Under the auspices of the Dialogue Facility of the Trade, Development and Cooperation Agreement (TDCA), the South African Customs cooperated with the EU on key aspects of Customs administration during 2013 and 2014. The project’s overall scope entailed technical assistance and the exchange of best practices on a wide range of issues, including the implementation of the World Customs Organisation (WCO)’s standards. Although this three phased project covering Tariff, Valuation and Origin was planned to culminate with the conclusion of exchanges on Origin issues in the Netherlands in May 2014, the scope was expanded to include the capacity building leg to ensure sustainability of this intervention.
Recent developments in the global Trade environment, notably, the Bali Agreement reached in December 2013 and the subsequent development of a protocol of amendment to the Marrakesh Agreement establishing the WTO, to include trade facilitation in November 2014, are especially pertinent to the work of Customs, globally. Approximately ninety percent of the WTO Agreement on Trade Facilitation (ATF) relates to Customs, hence the prominence and leading role Customs plays in the implementation of this Agreement. Accordingly, the implementation of the ATF draws on the various WCO tools and instruments such as the Revised Kyoto Convention, Coordinated Border Management Compendium, Globally Networked Customs, the Handbook on Transit, etc. It has thus become imperative to bring together all these various WCO standards, tools and instruments to support the implementation of the ATF at international, regional and national levels. The WCO policy and technical committees are hard at work coordinating processes and programmes in this regard. Some of the highlights are as follows:
• Opening the International Customs Day at the WCO headquarters on 26 January 2015 the Secretary-General of the WCO unveiled a 2015 WCO theme that deals with “Communication and Coordinated Border Management”. The importance of this theme as it relates to the ATF cannot be overemphasized.
• In keeping with the above discussions and within the context of regional integration, the WCO is planning a Conference on Regional Integration to be held immediately after the June 2015 Policy Commission and Council. This conference is envisaged to bring together various developments and outputs of other pertinent WCO Committees that provide assistance to the regional integration agenda. These will include, inter alia, work done or being done around Coordinated Border Management (CBM), Advanced Passenger Information/ Passenger Name Record (API/PNR), data quality within the SAFE Framework, issues and potential benefits of using Trader Identification Number (TIN), Mutual recognition of AEOs, etc.
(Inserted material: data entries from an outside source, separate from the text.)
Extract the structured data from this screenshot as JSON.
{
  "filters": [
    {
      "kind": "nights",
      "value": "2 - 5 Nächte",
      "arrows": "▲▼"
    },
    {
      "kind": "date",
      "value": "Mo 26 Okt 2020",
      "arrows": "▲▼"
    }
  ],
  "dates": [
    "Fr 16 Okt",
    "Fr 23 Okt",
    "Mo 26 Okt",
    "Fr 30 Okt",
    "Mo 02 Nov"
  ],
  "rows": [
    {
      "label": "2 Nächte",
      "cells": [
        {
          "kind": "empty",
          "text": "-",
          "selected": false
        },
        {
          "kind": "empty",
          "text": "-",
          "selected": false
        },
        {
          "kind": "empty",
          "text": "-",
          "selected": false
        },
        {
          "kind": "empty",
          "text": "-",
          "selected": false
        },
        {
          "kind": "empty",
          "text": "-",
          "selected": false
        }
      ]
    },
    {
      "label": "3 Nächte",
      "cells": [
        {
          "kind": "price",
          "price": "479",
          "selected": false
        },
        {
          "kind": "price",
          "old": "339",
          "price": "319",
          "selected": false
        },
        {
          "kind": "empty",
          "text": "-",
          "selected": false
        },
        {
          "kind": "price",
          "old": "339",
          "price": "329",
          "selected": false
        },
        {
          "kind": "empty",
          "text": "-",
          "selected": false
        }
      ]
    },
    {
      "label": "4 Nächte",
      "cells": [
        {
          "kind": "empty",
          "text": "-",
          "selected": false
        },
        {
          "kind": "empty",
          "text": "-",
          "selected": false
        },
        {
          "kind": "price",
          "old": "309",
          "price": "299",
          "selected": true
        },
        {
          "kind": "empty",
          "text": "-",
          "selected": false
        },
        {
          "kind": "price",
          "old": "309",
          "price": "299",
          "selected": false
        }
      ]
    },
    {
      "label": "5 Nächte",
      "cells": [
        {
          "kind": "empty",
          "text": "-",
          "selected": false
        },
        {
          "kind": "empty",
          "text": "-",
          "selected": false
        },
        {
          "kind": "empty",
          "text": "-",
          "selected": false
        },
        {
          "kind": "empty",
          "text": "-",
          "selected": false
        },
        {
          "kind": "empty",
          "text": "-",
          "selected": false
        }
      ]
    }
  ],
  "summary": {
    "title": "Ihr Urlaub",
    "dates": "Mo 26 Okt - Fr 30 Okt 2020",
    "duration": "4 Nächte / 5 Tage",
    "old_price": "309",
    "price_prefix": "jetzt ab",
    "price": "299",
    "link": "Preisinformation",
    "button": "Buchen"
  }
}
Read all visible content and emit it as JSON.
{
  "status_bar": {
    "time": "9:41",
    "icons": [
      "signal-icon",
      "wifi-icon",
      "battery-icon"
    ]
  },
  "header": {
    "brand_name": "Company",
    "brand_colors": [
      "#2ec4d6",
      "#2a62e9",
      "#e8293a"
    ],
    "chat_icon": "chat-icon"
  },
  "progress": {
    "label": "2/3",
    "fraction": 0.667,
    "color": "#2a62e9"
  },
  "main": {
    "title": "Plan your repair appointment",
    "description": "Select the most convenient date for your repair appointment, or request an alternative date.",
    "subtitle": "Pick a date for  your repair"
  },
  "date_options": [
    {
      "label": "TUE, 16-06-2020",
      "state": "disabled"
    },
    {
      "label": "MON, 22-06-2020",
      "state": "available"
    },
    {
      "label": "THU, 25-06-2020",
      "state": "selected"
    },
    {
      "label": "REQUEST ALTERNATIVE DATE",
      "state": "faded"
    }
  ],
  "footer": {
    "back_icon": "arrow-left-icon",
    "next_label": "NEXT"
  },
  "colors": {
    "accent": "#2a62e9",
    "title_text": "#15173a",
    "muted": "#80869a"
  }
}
• Work in preparation for the implementation of the Agreement on Trade Facilitation (ATF) constitute the main focal point around which programmes, discussions around standards setting and developing implementation tools pivot around. The expansive nature of the ATF dictates and requires an intergovernmental approach, especially by all border agencies and pertinent role-players in the Capital Pretoria to ensure coordinated effort. Accordingly, the process of establishing the National Trade Committee, as espoused by the ATF, is currently under way.
• Working within the regional ambit and in conjunction with the WCO, South Africa is running two pilot projects on exchange of data with both Swaziland and Mozambique. This work takes place within the context of the Globally Networked Customs (GNC) and the region-approved Utility Block (UB). Both these pilots have been successful and will in due cause be stepped up to encapsulate exchange of real time data once all the legal processes and approvals have been completed with respective governments. The outcome of, including the lessons learnt from these exercises are of vital importance to various WCO members and regions when they embark on similar projects given the centrality of automatic exchange of information in the implementation of the ATF.